§ **Required action**
For every line in the material below that holds "name", report the line.

§ **Material shown**
........

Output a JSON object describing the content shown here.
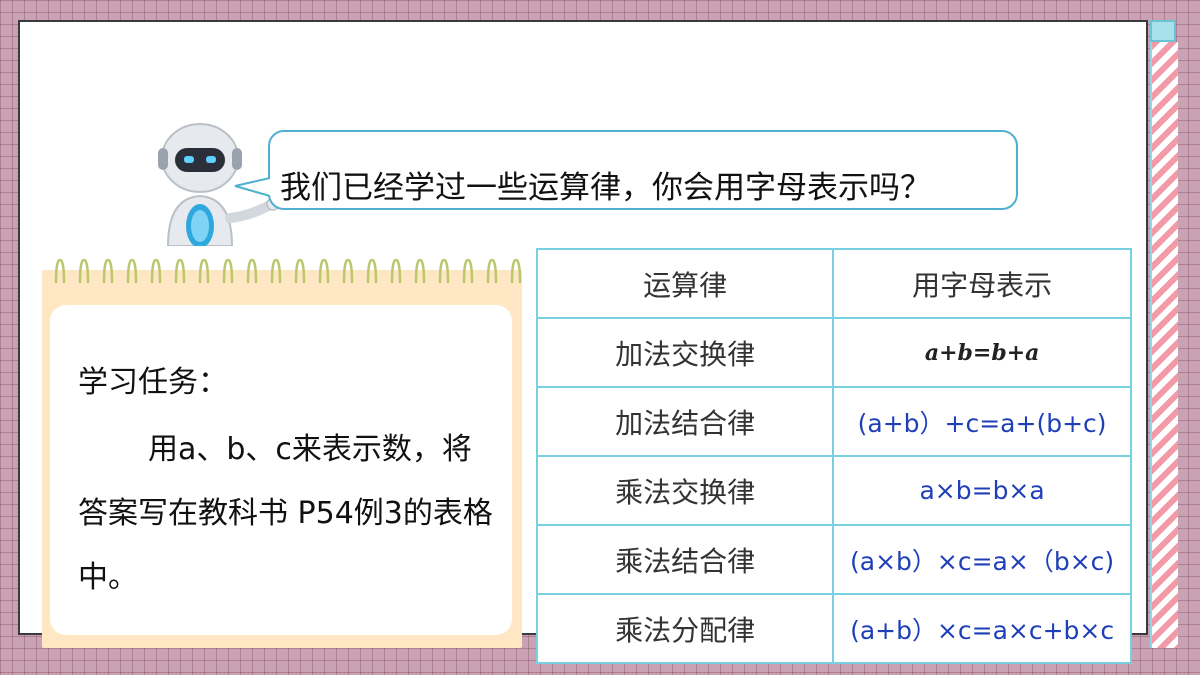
{
  "robot_icon": "robot-icon",
  "speech": {
    "text": "我们已经学过一些运算律，你会用字母表示吗？"
  },
  "task": {
    "title": "学习任务：",
    "body": "用a、b、c来表示数，将答案写在教科书 P54例3的表格中。"
  },
  "table": {
    "headers": [
      "运算律",
      "用字母表示"
    ],
    "rows": [
      {
        "name": "加法交换律",
        "formula": "a+b=b+a"
      },
      {
        "name": "加法结合律",
        "formula": "(a+b）+c=a+(b+c)"
      },
      {
        "name": "乘法交换律",
        "formula": "a×b=b×a"
      },
      {
        "name": "乘法结合律",
        "formula": "(a×b）×c=a×（b×c)"
      },
      {
        "name": "乘法分配律",
        "formula": "(a+b）×c=a×c+b×c"
      }
    ]
  },
  "colors": {
    "background": "#c9a3b3",
    "accent_blue": "#4fb1cf",
    "table_border": "#78cfe0",
    "answer_text": "#1f3fb8",
    "notepad": "#ffe7c4",
    "stripe_pink": "#f29aa8"
  }
}
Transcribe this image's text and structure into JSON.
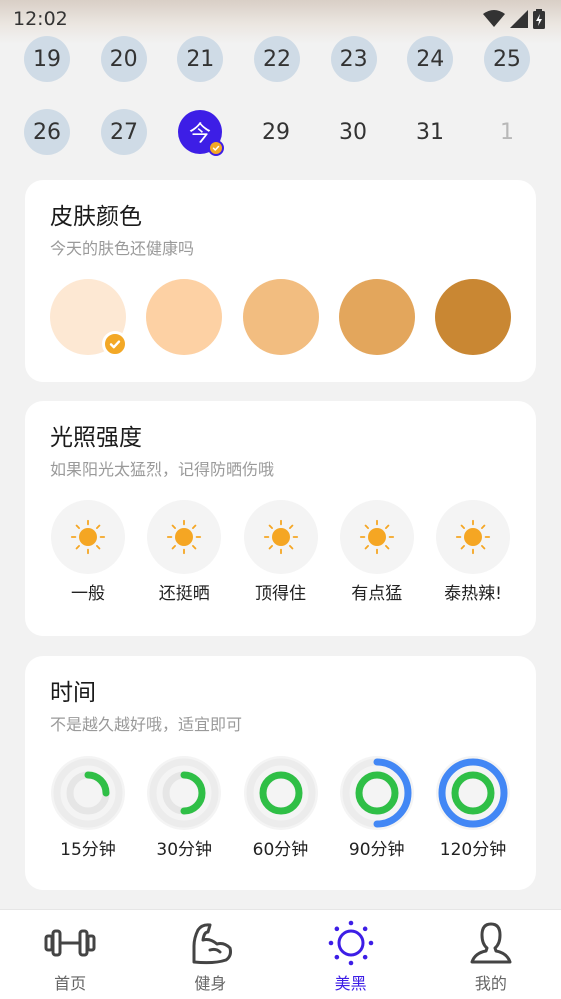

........

§ **Expected answer**
        "name": "加法交换律",
        "name": "加法结合律",
        "name": "乘法交换律",
        "name": "乘法结合律",
        "name": "乘法分配律",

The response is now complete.